People-smugglers using social media to organise migrant crossings, MPs told

Facebook, YouTube and other social media companies are not removing pages believed to be linked to people-smuggling because they do not breach terms and conditions, MPs have been told.

Criminals are taking advantage of end-to-end encryption and closed groups to facilitate the movement of migrants from France to the UK, a senior official from the National Crime Agency (NCA) said.

Rob Jones, director of threat leadership at the NCA, told the Home Affairs Committee that this has been “challenging” for the agency.

Posts offering people smuggling services are banned on Facebook, however requests for information on how to get smuggled are permitted, the PA news agency understands.

Mr Jones said: “For instance, in the first five months of the year we referred over 1,200 pages related to organised immigration crime to social media companies for closure.

“Now, of those, 578 were closed and 485 were rejected as not breaching terms and conditions.

“We were very certain when we made these referrals that there was a problem with those accounts.

“To see that level of attrition with not all those accounts being closed is challenging for us.”

Mr Jones hesitated to name individual social media companies but when pressed if Facebook and YouTube would be among them, he replied: “Yes, they would.”

Migrant Channel crossing incidents
Migrant Channel crossing incidents

A Facebook spokesperson told PA: “People smuggling is illegal and any ads, posts, pages or groups that co-ordinate this activity are not allowed on Facebook.

“We work closely with law enforcement agencies around the world including Europol to identify, remove and report this illegal activity.”

While content that offers or assists in the smuggling of people is banned on Facebook, requests for help on how to get smuggled are allowed.

Also permitted is information on how to leave a country illegally if offers to assist are absent.

This is to assist people who may need to escape from life-threatening situations.

Mr Jones was also asked by Labour MP Diane Abbott about what will happen to UK access to European criminal intelligence at the end of the transition period in December.

She said: “It won’t be legal for them to allow British access to EU databases.”

Mr Jones said that each EU member state also maintains individual relationships with UK law enforcement.

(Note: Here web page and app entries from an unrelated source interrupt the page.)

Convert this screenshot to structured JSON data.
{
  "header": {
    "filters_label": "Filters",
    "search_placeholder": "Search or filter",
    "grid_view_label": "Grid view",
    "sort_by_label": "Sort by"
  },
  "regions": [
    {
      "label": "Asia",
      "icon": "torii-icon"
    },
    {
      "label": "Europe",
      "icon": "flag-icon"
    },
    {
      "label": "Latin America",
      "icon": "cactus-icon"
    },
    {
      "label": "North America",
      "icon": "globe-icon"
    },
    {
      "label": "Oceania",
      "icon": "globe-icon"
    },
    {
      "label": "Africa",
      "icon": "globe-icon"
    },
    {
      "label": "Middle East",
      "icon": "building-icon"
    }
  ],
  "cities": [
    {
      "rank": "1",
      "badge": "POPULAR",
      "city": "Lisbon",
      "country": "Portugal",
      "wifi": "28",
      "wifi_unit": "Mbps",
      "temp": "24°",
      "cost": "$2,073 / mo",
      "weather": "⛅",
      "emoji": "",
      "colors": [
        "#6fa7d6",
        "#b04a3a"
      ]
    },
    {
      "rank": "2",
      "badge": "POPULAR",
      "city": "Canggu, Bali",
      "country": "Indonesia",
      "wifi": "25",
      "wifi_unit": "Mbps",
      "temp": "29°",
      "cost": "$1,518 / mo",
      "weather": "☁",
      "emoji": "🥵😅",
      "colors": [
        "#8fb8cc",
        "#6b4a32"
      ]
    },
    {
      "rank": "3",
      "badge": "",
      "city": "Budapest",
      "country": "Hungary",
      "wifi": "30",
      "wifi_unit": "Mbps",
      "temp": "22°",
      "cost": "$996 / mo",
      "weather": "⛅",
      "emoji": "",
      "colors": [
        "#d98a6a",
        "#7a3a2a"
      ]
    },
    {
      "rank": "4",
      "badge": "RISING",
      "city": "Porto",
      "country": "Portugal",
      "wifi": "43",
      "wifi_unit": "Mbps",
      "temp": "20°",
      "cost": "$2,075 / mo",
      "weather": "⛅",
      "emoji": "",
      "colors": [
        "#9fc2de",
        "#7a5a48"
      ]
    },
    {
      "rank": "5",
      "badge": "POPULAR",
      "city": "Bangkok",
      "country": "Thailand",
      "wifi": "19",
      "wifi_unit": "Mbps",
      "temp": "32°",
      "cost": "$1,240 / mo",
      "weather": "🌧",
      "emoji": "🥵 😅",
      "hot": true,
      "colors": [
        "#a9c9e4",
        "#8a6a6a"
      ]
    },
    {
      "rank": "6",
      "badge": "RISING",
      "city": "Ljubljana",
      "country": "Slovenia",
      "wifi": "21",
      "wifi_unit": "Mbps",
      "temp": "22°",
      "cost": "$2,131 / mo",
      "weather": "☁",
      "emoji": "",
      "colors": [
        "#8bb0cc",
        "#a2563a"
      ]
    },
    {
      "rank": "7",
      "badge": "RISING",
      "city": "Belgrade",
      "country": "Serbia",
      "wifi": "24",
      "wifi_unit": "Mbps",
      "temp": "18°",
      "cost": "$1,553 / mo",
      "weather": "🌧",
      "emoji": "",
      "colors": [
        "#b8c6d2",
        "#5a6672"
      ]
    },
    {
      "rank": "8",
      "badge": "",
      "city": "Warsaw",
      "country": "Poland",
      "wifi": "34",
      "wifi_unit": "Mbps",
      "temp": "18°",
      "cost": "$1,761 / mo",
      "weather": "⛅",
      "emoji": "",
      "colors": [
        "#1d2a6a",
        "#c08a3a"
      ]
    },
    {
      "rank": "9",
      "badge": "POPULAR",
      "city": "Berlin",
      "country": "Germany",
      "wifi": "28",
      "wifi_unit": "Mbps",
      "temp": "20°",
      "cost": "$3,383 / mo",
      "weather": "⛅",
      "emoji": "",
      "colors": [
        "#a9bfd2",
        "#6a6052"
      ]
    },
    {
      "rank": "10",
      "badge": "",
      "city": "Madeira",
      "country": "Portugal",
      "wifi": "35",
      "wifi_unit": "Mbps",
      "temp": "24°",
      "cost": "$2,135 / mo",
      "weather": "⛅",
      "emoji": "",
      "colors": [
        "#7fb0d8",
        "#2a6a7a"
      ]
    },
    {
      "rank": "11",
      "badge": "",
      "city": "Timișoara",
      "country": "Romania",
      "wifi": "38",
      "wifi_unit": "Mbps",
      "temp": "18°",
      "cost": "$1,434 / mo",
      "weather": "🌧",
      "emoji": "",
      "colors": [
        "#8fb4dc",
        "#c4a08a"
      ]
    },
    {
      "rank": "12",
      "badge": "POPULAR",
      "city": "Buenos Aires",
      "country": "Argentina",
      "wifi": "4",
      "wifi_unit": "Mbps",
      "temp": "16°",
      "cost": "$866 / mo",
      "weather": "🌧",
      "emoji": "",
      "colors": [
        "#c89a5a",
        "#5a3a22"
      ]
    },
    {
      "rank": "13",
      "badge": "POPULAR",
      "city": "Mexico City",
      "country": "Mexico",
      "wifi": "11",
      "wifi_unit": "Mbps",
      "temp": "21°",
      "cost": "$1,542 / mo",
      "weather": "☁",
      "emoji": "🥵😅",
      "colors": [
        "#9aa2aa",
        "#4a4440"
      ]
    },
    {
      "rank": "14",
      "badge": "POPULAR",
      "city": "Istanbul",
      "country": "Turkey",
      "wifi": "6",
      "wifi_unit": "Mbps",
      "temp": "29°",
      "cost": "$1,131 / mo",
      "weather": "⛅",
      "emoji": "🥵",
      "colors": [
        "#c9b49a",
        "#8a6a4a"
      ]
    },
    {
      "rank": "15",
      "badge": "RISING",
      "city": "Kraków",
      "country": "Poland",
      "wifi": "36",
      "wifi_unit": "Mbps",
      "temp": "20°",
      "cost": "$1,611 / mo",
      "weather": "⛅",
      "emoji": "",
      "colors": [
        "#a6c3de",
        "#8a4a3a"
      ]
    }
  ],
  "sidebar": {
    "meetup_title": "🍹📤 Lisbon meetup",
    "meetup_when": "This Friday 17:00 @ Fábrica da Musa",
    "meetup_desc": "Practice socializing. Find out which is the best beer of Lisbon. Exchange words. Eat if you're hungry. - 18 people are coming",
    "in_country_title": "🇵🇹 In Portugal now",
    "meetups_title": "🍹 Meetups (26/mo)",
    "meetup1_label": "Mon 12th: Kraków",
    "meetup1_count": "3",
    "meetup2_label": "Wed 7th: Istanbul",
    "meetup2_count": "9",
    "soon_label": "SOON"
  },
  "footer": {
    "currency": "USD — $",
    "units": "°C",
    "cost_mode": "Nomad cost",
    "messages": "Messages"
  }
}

He added: “You are absolutely right in terms of the risks of loss to Europol data, and that is something that we will try to mitigate through bilateral relationships.”